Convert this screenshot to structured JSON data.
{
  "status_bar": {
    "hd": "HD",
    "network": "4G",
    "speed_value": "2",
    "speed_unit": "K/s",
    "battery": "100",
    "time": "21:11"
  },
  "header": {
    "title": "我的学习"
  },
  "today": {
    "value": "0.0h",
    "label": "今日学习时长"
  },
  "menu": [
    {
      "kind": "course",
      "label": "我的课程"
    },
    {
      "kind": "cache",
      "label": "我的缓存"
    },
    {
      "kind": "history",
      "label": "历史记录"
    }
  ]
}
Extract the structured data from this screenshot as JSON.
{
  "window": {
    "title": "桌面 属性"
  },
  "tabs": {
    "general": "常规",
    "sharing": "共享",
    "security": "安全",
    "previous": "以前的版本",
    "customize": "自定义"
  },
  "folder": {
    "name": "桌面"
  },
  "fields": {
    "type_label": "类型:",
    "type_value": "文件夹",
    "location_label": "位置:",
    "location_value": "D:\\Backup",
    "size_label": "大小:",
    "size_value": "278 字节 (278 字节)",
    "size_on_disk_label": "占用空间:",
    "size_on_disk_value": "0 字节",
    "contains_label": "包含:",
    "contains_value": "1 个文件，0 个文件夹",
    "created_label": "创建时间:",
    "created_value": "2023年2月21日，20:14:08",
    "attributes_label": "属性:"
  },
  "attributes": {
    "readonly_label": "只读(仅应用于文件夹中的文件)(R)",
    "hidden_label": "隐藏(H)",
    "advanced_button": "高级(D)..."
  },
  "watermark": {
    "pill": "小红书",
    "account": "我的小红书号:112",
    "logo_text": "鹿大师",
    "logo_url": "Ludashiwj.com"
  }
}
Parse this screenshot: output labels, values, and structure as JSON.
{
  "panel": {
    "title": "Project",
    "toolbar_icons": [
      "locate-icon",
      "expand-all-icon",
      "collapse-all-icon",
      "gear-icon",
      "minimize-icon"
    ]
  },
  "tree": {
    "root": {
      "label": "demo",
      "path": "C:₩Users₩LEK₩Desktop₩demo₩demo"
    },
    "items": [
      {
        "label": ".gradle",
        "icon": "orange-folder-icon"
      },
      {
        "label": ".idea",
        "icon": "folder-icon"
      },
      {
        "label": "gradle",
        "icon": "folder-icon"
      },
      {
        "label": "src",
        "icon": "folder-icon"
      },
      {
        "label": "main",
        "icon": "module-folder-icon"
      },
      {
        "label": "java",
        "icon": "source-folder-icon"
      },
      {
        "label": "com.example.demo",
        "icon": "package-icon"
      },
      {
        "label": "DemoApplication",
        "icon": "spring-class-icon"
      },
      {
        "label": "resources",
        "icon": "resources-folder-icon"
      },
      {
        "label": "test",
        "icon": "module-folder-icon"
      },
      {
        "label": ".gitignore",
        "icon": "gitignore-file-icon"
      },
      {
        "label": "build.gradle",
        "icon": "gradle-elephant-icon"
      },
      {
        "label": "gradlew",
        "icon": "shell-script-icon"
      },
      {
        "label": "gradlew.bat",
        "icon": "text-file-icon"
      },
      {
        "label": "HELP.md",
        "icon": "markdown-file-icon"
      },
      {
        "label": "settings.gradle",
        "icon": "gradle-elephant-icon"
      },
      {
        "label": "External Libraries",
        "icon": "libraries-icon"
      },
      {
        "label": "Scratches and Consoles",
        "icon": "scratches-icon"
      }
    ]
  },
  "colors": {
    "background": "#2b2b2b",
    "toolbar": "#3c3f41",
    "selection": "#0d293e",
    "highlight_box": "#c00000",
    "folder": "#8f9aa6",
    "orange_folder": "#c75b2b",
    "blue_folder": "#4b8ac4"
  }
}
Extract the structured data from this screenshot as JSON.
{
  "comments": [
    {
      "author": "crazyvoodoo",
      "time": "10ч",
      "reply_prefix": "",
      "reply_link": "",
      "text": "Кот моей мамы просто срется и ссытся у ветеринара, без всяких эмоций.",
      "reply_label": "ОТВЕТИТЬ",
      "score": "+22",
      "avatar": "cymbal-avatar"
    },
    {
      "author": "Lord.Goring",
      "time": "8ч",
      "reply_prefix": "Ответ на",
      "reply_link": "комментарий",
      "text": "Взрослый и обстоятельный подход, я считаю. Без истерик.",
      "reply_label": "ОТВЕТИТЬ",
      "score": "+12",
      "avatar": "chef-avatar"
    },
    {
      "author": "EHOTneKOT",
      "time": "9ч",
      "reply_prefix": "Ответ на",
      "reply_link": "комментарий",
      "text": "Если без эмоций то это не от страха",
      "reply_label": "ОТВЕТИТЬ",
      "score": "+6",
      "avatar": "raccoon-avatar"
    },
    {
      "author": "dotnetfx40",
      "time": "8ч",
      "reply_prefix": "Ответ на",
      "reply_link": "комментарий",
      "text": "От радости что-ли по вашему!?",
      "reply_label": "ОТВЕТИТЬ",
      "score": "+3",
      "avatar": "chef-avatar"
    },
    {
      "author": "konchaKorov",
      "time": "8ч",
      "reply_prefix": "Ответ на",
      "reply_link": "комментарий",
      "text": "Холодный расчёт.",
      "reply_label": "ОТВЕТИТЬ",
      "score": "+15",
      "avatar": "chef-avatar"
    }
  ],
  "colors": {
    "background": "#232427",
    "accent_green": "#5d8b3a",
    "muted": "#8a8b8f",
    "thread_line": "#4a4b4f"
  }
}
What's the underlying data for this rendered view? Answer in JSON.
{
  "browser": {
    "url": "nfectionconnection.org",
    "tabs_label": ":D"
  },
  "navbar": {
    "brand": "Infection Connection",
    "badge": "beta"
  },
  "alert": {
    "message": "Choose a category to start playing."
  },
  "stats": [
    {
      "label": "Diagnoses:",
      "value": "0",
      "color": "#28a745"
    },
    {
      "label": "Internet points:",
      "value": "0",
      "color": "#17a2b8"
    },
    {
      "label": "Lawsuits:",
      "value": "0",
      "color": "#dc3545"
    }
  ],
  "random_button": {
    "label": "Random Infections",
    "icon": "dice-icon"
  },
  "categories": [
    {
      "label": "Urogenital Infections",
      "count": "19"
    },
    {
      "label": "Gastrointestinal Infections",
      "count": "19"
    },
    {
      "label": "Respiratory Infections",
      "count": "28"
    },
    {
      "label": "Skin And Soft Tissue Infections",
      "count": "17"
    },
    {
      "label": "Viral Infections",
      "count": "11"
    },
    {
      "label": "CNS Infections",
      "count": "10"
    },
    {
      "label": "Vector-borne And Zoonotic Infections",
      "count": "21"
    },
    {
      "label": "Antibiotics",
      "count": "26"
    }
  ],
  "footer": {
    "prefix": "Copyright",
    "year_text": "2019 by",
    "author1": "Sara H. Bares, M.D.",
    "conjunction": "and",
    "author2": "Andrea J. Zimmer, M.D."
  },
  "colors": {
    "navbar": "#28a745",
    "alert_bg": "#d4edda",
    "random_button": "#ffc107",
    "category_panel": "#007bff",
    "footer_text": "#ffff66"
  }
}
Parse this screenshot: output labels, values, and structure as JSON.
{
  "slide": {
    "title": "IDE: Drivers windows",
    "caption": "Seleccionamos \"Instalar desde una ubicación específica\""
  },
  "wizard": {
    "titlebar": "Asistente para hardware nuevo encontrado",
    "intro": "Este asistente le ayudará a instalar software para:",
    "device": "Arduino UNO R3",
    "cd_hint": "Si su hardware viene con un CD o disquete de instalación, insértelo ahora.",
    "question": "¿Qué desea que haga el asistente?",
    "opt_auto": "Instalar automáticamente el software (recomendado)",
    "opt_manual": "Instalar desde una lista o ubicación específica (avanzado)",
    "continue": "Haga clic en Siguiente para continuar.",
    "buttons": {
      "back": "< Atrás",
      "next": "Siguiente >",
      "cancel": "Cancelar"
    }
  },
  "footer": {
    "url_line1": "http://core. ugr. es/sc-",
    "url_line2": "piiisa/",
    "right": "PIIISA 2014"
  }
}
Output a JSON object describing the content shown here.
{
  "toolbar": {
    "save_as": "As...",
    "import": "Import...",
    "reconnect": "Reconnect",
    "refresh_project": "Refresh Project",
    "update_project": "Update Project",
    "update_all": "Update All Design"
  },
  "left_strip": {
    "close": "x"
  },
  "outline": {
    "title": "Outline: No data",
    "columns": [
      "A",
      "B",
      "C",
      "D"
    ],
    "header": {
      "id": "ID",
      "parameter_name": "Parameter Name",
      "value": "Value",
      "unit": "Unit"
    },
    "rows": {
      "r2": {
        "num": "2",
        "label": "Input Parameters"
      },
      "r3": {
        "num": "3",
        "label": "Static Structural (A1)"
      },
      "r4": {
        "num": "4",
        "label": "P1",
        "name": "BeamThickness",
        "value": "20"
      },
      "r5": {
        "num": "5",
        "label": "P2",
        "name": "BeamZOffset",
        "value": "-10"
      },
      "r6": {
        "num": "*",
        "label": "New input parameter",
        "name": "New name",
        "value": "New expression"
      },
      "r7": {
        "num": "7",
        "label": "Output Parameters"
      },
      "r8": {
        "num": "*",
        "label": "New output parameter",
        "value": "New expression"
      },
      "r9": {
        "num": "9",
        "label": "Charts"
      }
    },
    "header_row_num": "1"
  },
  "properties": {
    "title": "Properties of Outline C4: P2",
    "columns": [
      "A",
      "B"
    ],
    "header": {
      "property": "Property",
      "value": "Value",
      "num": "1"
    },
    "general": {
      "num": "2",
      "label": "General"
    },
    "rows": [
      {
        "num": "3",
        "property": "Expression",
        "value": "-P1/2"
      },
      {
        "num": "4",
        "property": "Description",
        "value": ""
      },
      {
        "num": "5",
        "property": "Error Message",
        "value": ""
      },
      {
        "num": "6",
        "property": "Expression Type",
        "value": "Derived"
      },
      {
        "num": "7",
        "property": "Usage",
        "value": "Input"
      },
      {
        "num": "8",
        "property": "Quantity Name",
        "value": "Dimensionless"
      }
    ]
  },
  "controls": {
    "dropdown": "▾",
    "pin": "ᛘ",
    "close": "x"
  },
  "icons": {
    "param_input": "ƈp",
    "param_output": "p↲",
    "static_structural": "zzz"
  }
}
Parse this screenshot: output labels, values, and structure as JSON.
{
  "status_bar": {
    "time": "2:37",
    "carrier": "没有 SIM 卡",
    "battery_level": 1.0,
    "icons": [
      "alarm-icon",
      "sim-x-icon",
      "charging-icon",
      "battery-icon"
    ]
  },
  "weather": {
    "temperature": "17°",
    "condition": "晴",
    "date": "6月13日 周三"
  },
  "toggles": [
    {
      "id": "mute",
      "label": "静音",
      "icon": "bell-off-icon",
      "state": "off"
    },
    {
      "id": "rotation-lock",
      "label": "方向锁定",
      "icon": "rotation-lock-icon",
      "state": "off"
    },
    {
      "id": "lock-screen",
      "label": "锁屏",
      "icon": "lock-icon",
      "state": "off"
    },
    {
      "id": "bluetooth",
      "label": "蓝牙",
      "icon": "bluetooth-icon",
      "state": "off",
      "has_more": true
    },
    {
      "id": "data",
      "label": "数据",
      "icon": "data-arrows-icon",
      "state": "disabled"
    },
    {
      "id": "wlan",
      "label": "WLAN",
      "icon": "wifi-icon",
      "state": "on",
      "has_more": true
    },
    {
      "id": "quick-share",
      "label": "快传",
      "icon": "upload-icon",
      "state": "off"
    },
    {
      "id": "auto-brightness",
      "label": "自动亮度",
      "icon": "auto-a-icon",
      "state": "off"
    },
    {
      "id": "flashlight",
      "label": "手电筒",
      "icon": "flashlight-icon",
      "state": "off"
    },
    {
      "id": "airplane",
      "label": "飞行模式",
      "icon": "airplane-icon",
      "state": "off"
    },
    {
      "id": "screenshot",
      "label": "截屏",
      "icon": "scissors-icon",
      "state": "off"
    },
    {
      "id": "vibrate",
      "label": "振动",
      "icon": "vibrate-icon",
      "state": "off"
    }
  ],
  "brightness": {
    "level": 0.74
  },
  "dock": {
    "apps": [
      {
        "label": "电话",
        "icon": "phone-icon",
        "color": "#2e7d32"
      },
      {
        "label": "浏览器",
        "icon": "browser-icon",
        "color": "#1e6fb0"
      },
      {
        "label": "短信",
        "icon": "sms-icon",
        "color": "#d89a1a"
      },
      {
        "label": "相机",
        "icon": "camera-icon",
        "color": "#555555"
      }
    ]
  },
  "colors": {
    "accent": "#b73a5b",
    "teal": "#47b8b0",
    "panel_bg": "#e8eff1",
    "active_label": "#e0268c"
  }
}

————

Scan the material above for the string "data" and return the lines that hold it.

## RESPONSE AREA
Convert this screenshot to structured JSON data.
Extract the structured data from this screenshot as JSON.
Extract the structured data from this screenshot as JSON.
What's the underlying data for this rendered view? Answer in JSON.
    "title": "Outline: No data",
      "id": "data",
      "icon": "data-arrows-icon",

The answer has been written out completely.